So it's onwards and upwards, and generally I feel it was a worthwhile experience. Plus I'm obviously far more aware of what FMX is all about so that if I go next year, when I'm closer to finishing iA, I'll have a better idea of what to expect. 

Saturday, 19 May 2012

The Creative Person: Richard Williams

I found this great documentary yesterday on my lunch break. It's from way back in the black and white days and it's about Richard Williams (Animator's Survival Kit) and his commercials studio in Soho. If you're into the history of animation and behind the scenes stuff then you'll definitely enjoy this:

Wednesday, 16 May 2012

Beauty and The Beast

Last weekend, my girlfriend and I watched Beauty and The Beast. I hadn't seen it for around roughly 15 years and couldn't remember anything about it at all. Now, I must say that for what ever reason, I wasn't expecting a huge amount from this film. This is probably because the marketing I've seen for the DVDs and 3D version seemed to be mostly singing teapots and characters dancing. Obviously singing teapots don't appeal to me all that much but...OH MY GOD! I LOVED IT! 
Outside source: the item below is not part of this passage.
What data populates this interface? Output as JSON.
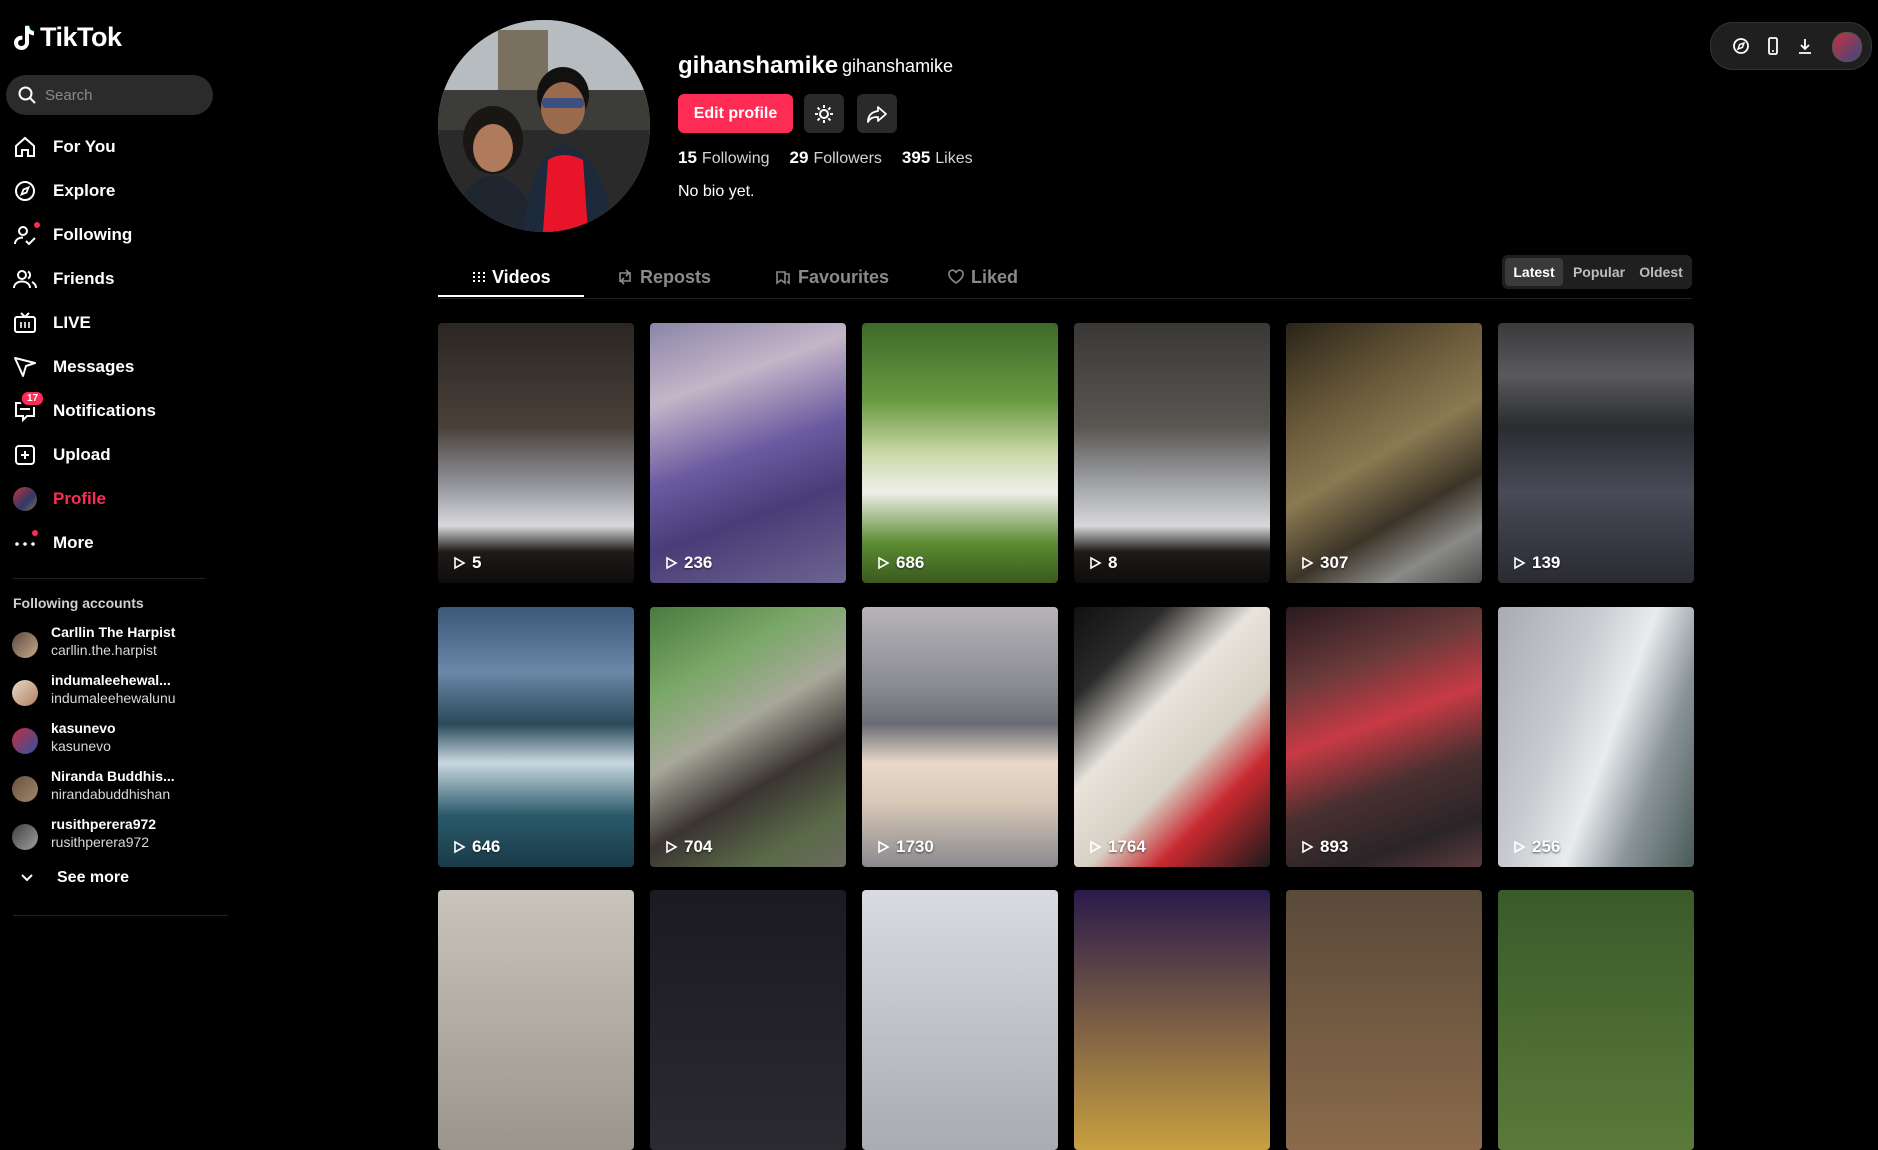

What an absolutely beautiful animated film! The Beast just oozes appeal, how he looks and how he's posed is all completely beautiful. The animation throughout is stunning, and you can definitely tell that Glen Keane, Andreas Deja and James Baxter worked on it.

One thing that was particularly interesting was the range in character styles. It almost looked as if different universes were hanging out together. For example, Belle was pretty normal and realistic looking, Gaston was a huge caricature of a muscle man, Beast is well...a huge awesome beast and Lefou is completely cartoony. Not to mention the wardrobe, candle stick holder, clock and foot stool. I don't think that they'd even attempt that kind of thing these days and it's a real shame because it really holds up.
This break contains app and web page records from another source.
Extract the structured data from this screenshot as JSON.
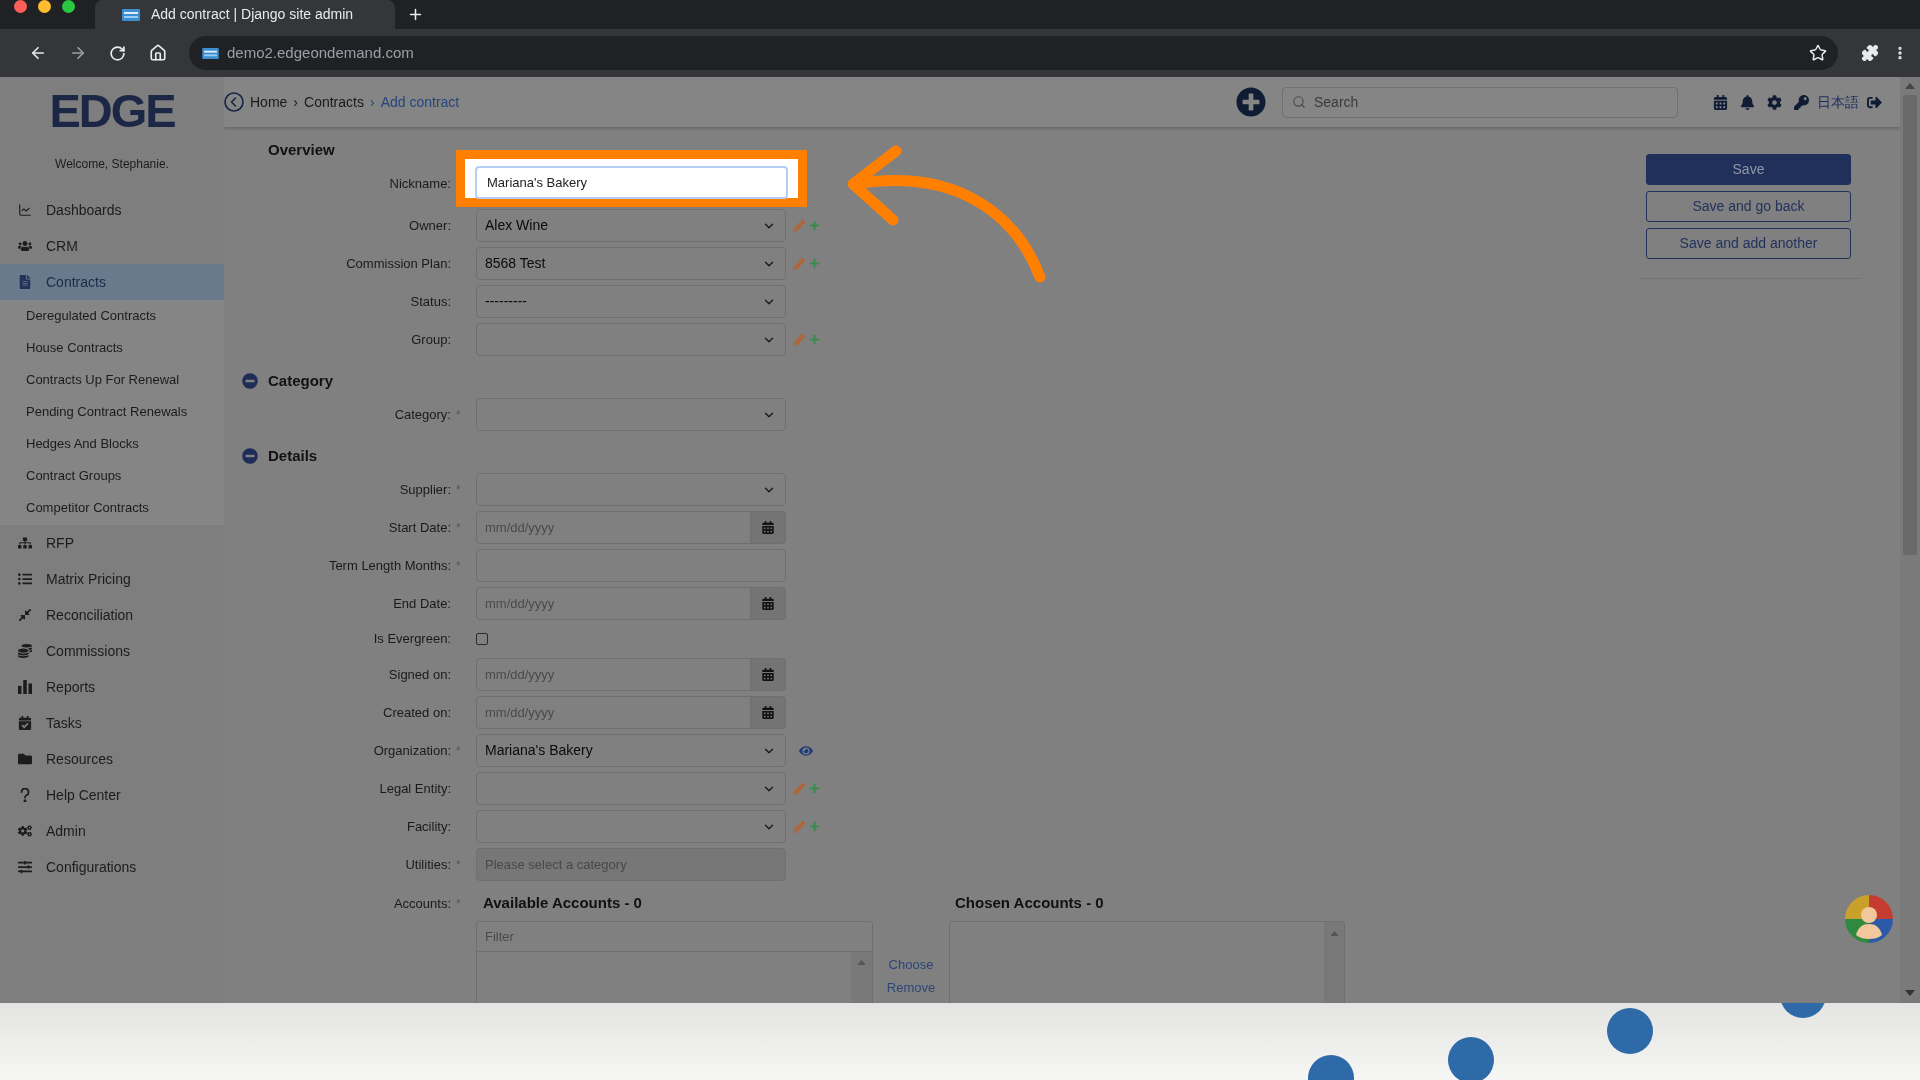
{
  "browser": {
    "tab_title": "Add contract | Django site admin",
    "url": "demo2.edgeondemand.com"
  },
  "sidebar": {
    "logo": "EDGE",
    "welcome": "Welcome, Stephanie.",
    "items": [
      {
        "label": "Dashboards",
        "selected": false
      },
      {
        "label": "CRM",
        "selected": false
      },
      {
        "label": "Contracts",
        "selected": true,
        "expanded": true,
        "children": [
          {
            "label": "Deregulated Contracts",
            "selected": false
          },
          {
            "label": "House Contracts",
            "selected": false
          },
          {
            "label": "Contracts Up For Renewal",
            "selected": false
          },
          {
            "label": "Pending Contract Renewals",
            "selected": false
          },
          {
            "label": "Hedges And Blocks",
            "selected": false
          },
          {
            "label": "Contract Groups",
            "selected": false
          },
          {
            "label": "Competitor Contracts",
            "selected": false
          }
        ]
      },
      {
        "label": "RFP",
        "selected": false
      },
      {
        "label": "Matrix Pricing",
        "selected": false
      },
      {
        "label": "Reconciliation",
        "selected": false
      },
      {
        "label": "Commissions",
        "selected": false
      },
      {
        "label": "Reports",
        "selected": false
      },
      {
        "label": "Tasks",
        "selected": false
      },
      {
        "label": "Resources",
        "selected": false
      },
      {
        "label": "Help Center",
        "selected": false
      },
      {
        "label": "Admin",
        "selected": false
      },
      {
        "label": "Configurations",
        "selected": false
      }
    ]
  },
  "header": {
    "breadcrumbs": {
      "separator": "›",
      "items": [
        {
          "label": "Home",
          "current": false
        },
        {
          "label": "Contracts",
          "current": false
        },
        {
          "label": "Add contract",
          "current": true
        }
      ]
    },
    "search": {
      "placeholder": "Search"
    },
    "language": "日本語"
  },
  "actions": [
    {
      "label": "Save",
      "primary": true
    },
    {
      "label": "Save and go back",
      "primary": false
    },
    {
      "label": "Save and add another",
      "primary": false
    }
  ],
  "form": {
    "required_mark": "*",
    "sections": [
      {
        "title": "Overview",
        "collapsible": false,
        "fields": [
          {
            "kind": "text",
            "label": "Nickname:",
            "required": false,
            "value": "Mariana's Bakery",
            "highlighted": true
          },
          {
            "kind": "select",
            "label": "Owner:",
            "required": false,
            "value": "Alex Wine",
            "addons": [
              {
                "kind": "edit"
              },
              {
                "kind": "add"
              }
            ],
            "highlighted": false
          },
          {
            "kind": "select",
            "label": "Commission Plan:",
            "required": false,
            "value": "8568 Test",
            "addons": [
              {
                "kind": "edit"
              },
              {
                "kind": "add"
              }
            ],
            "highlighted": false
          },
          {
            "kind": "select",
            "label": "Status:",
            "required": false,
            "value": "---------",
            "highlighted": false
          },
          {
            "kind": "select",
            "label": "Group:",
            "required": false,
            "addons": [
              {
                "kind": "edit"
              },
              {
                "kind": "add"
              }
            ],
            "highlighted": false
          }
        ]
      },
      {
        "title": "Category",
        "collapsible": true,
        "expanded": true,
        "fields": [
          {
            "kind": "select",
            "label": "Category:",
            "required": true,
            "highlighted": false
          }
        ]
      },
      {
        "title": "Details",
        "collapsible": true,
        "expanded": true,
        "fields": [
          {
            "kind": "select",
            "label": "Supplier:",
            "required": true,
            "highlighted": false
          },
          {
            "kind": "date",
            "label": "Start Date:",
            "required": true,
            "placeholder": "mm/dd/yyyy",
            "highlighted": false
          },
          {
            "kind": "text",
            "label": "Term Length Months:",
            "required": true,
            "highlighted": false
          },
          {
            "kind": "date",
            "label": "End Date:",
            "required": false,
            "placeholder": "mm/dd/yyyy",
            "highlighted": false
          },
          {
            "kind": "checkbox",
            "label": "Is Evergreen:",
            "required": false,
            "checked": false,
            "highlighted": false
          },
          {
            "kind": "date",
            "label": "Signed on:",
            "required": false,
            "placeholder": "mm/dd/yyyy",
            "highlighted": false
          },
          {
            "kind": "date",
            "label": "Created on:",
            "required": false,
            "placeholder": "mm/dd/yyyy",
            "highlighted": false
          },
          {
            "kind": "select",
            "label": "Organization:",
            "required": true,
            "value": "Mariana's Bakery",
            "addons": [
              {
                "kind": "view"
              }
            ],
            "highlighted": false
          },
          {
            "kind": "select",
            "label": "Legal Entity:",
            "required": false,
            "addons": [
              {
                "kind": "edit"
              },
              {
                "kind": "add"
              }
            ],
            "highlighted": false
          },
          {
            "kind": "select",
            "label": "Facility:",
            "required": false,
            "addons": [
              {
                "kind": "edit"
              },
              {
                "kind": "add"
              }
            ],
            "highlighted": false
          },
          {
            "kind": "readonly",
            "label": "Utilities:",
            "required": true,
            "placeholder": "Please select a category",
            "highlighted": false
          },
          {
            "kind": "dual_list",
            "label": "Accounts:",
            "required": true,
            "available_title": "Available Accounts - 0",
            "filter_placeholder": "Filter",
            "choose": "Choose",
            "remove": "Remove",
            "chosen_title": "Chosen Accounts - 0",
            "highlighted": false
          }
        ]
      }
    ]
  }
}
You could really tell the animators had fun too, just check out this facial expression:

And oh my lordy, feast your eyes on this line test that Glen Keane animated for the end sequence when Beast transforms (maybe don't watch it if you haven't seen the film):

Anyway, this blog is already 95% longer than originally intended so I'm going to end with recommending that you watch Beauty and The Beast if you haven't seen it yet and if you have then please do revisit it. But before I go, here's an awesome sketch that my girlfriend drew of Beast:

If you like her art you can visit her blog or sketchbook. Oh, and she's freelancing so if you're after any art then please do get in touch.